Added on by Lisa Homa.

OKAY, AS USUAL, I'VE BEEN COOKING MYSELF INSIDE OUT, LATELY. Today, I decided to step back from the stove and dive into a cleaning frenzy. My husband Bennett and I spent five hours cleaning our son Ellis’ room. Saturday night is upon us and we’re still waving around rags and a vacuum. Clinging to the days of yore, when Saturday night meant partaay! – or at least some form of enjoyment; the stuff you lived for all week – I’m starting to feel that all of this is just very wrong. It’s SATURDAY NIGHT! At the very least someone could cook for me – quickly and not in my momentarily clean kitchen. 

Bennett’s first, and usually second, suggestion is “Let’s order Chinese.”

“Fine,” I say, “just please get some greens – steamed – no sauce to supplement whatever greasy stuff you order. I’d love some bok choy.”

The order arrives with a container of steamed white chunks – the base of the bok choy. NO GREENS! What the hell? I call No. 1 Chinese (they can't all be No. 1!) and demand to know from the lady answering the phone “Where are the greens?”

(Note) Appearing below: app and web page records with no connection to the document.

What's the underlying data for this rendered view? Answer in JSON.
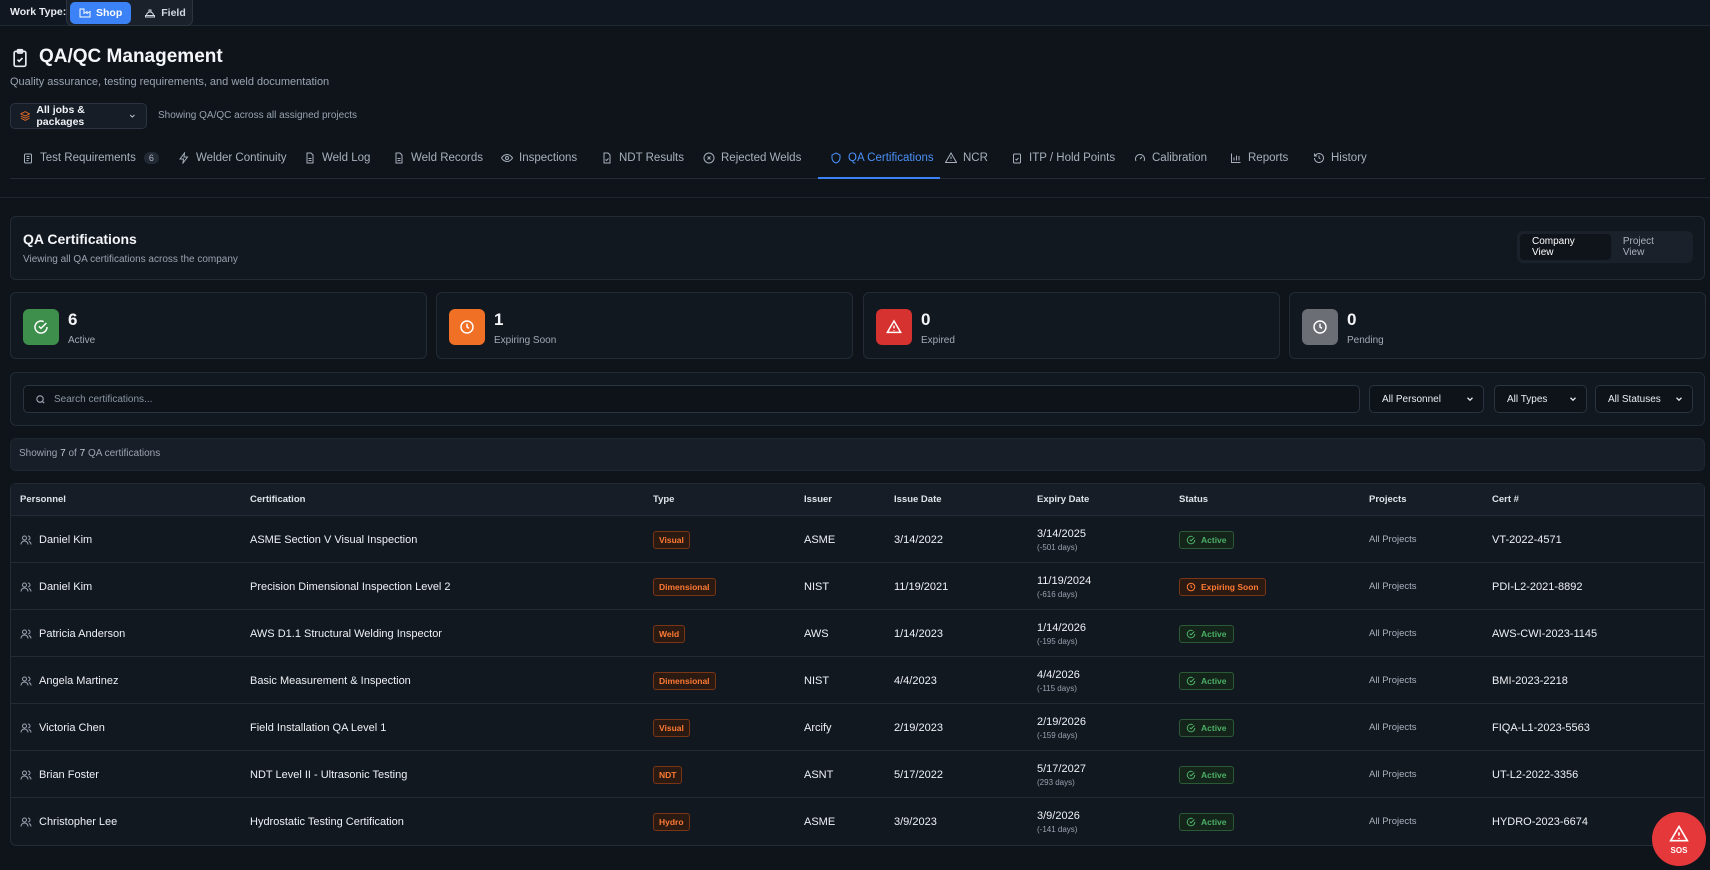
{
  "work_type": {
    "label": "Work Type:",
    "options": [
      {
        "label": "Shop",
        "icon": "factory-icon",
        "active": true
      },
      {
        "label": "Field",
        "icon": "hardhat-icon",
        "active": false
      }
    ]
  },
  "header": {
    "title": "QA/QC Management",
    "subtitle": "Quality assurance, testing requirements, and weld documentation",
    "scope_button": "All jobs & packages",
    "scope_note": "Showing QA/QC across all assigned projects"
  },
  "tabs": [
    {
      "label": "Test Requirements",
      "count": "6",
      "icon": "clipboard-icon"
    },
    {
      "label": "Welder Continuity",
      "icon": "zap-icon"
    },
    {
      "label": "Weld Log",
      "icon": "file-icon"
    },
    {
      "label": "Weld Records",
      "icon": "file-icon"
    },
    {
      "label": "Inspections",
      "icon": "eye-icon"
    },
    {
      "label": "NDT Results",
      "icon": "file-check-icon"
    },
    {
      "label": "Rejected Welds",
      "icon": "x-circle-icon"
    },
    {
      "label": "QA Certifications",
      "icon": "shield-icon",
      "active": true
    },
    {
      "label": "NCR",
      "icon": "warning-icon"
    },
    {
      "label": "ITP / Hold Points",
      "icon": "clipboard-check-icon"
    },
    {
      "label": "Calibration",
      "icon": "gauge-icon"
    },
    {
      "label": "Reports",
      "icon": "bar-chart-icon"
    },
    {
      "label": "History",
      "icon": "history-icon"
    }
  ],
  "section": {
    "title": "QA Certifications",
    "subtitle": "Viewing all QA certifications across the company",
    "views": [
      {
        "label": "Company View",
        "active": true
      },
      {
        "label": "Project View",
        "active": false
      }
    ]
  },
  "stats": [
    {
      "value": "6",
      "label": "Active",
      "color": "#3f8f4c",
      "icon": "check-circle-icon"
    },
    {
      "value": "1",
      "label": "Expiring Soon",
      "color": "#f07025",
      "icon": "clock-icon"
    },
    {
      "value": "0",
      "label": "Expired",
      "color": "#d63230",
      "icon": "warning-icon"
    },
    {
      "value": "0",
      "label": "Pending",
      "color": "#6b6f75",
      "icon": "clock-icon"
    }
  ],
  "filters": {
    "search_placeholder": "Search certifications...",
    "personnel": "All Personnel",
    "types": "All Types",
    "statuses": "All Statuses"
  },
  "showing": {
    "prefix": "Showing ",
    "shown": "7",
    "mid": " of ",
    "total": "7",
    "suffix": " QA certifications"
  },
  "table": {
    "headers": [
      "Personnel",
      "Certification",
      "Type",
      "Issuer",
      "Issue Date",
      "Expiry Date",
      "Status",
      "Projects",
      "Cert #"
    ],
    "rows": [
      {
        "personnel": "Daniel Kim",
        "certification": "ASME Section V Visual Inspection",
        "type": "Visual",
        "issuer": "ASME",
        "issue_date": "3/14/2022",
        "expiry_date": "3/14/2025",
        "expiry_days": "(-501 days)",
        "status": "Active",
        "projects": "All Projects",
        "cert_no": "VT-2022-4571"
      },
      {
        "personnel": "Daniel Kim",
        "certification": "Precision Dimensional Inspection Level 2",
        "type": "Dimensional",
        "issuer": "NIST",
        "issue_date": "11/19/2021",
        "expiry_date": "11/19/2024",
        "expiry_days": "(-616 days)",
        "status": "Expiring Soon",
        "projects": "All Projects",
        "cert_no": "PDI-L2-2021-8892"
      },
      {
        "personnel": "Patricia Anderson",
        "certification": "AWS D1.1 Structural Welding Inspector",
        "type": "Weld",
        "issuer": "AWS",
        "issue_date": "1/14/2023",
        "expiry_date": "1/14/2026",
        "expiry_days": "(-195 days)",
        "status": "Active",
        "projects": "All Projects",
        "cert_no": "AWS-CWI-2023-1145"
      },
      {
        "personnel": "Angela Martinez",
        "certification": "Basic Measurement & Inspection",
        "type": "Dimensional",
        "issuer": "NIST",
        "issue_date": "4/4/2023",
        "expiry_date": "4/4/2026",
        "expiry_days": "(-115 days)",
        "status": "Active",
        "projects": "All Projects",
        "cert_no": "BMI-2023-2218"
      },
      {
        "personnel": "Victoria Chen",
        "certification": "Field Installation QA Level 1",
        "type": "Visual",
        "issuer": "Arcify",
        "issue_date": "2/19/2023",
        "expiry_date": "2/19/2026",
        "expiry_days": "(-159 days)",
        "status": "Active",
        "projects": "All Projects",
        "cert_no": "FIQA-L1-2023-5563"
      },
      {
        "personnel": "Brian Foster",
        "certification": "NDT Level II - Ultrasonic Testing",
        "type": "NDT",
        "issuer": "ASNT",
        "issue_date": "5/17/2022",
        "expiry_date": "5/17/2027",
        "expiry_days": "(293 days)",
        "status": "Active",
        "projects": "All Projects",
        "cert_no": "UT-L2-2022-3356"
      },
      {
        "personnel": "Christopher Lee",
        "certification": "Hydrostatic Testing Certification",
        "type": "Hydro",
        "issuer": "ASME",
        "issue_date": "3/9/2023",
        "expiry_date": "3/9/2026",
        "expiry_days": "(-141 days)",
        "status": "Active",
        "projects": "All Projects",
        "cert_no": "HYDRO-2023-6674"
      }
    ]
  },
  "sos": {
    "label": "SOS"
  }
}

“Bok choy white," she says.

“Where?!” I ask. I'm dumbfounded, apoplectic. “Who?! Why?!" I spit into the phone. "What do you do with the green part? I mean, it’s most of the plant for God's sake!” I repeated that “What do you do with the green part?” mantra maybe a 10 or 12 times. She parried right back by repeating “Boy choy white, bok choy white.” This went on until Bennett and Ellis individually and as a team threatened to commit me.

Bad Bok Choy

Bad Bok Choy

Good Bok Choy

Good Bok Choy

Since I was a kid, I always had a thing for greens. I would not only willingly but joyfully make the salad for our nightly dinner, which was never complete without it.  My love of greens became ingrained.

Okay, so I admit, I may have over-reacted. Scratch that. No, I didn't over-react. The punishment should fit the crime, and for the sin of serving all-white bok choy, No. 1 Chinese got me.

But I would still love to know what they do with the green part of the bok choy. I envision the No. 1 Chinese folk sitting in the back for a staff meal, with glorious mounds of sautéed, glistening, emerald green bok choy, laughing and loving it. I pass this place everyday, and I can't help thinking they know. "It's that crazy bok choy lady," they whisper and nudge each other as I pass their door. 

I think it’s criminal that they would de-green a beautiful head of bok choy and try to pawn it off on somebody. Will they think twice next time they behead the bok choy? Not bloody likely.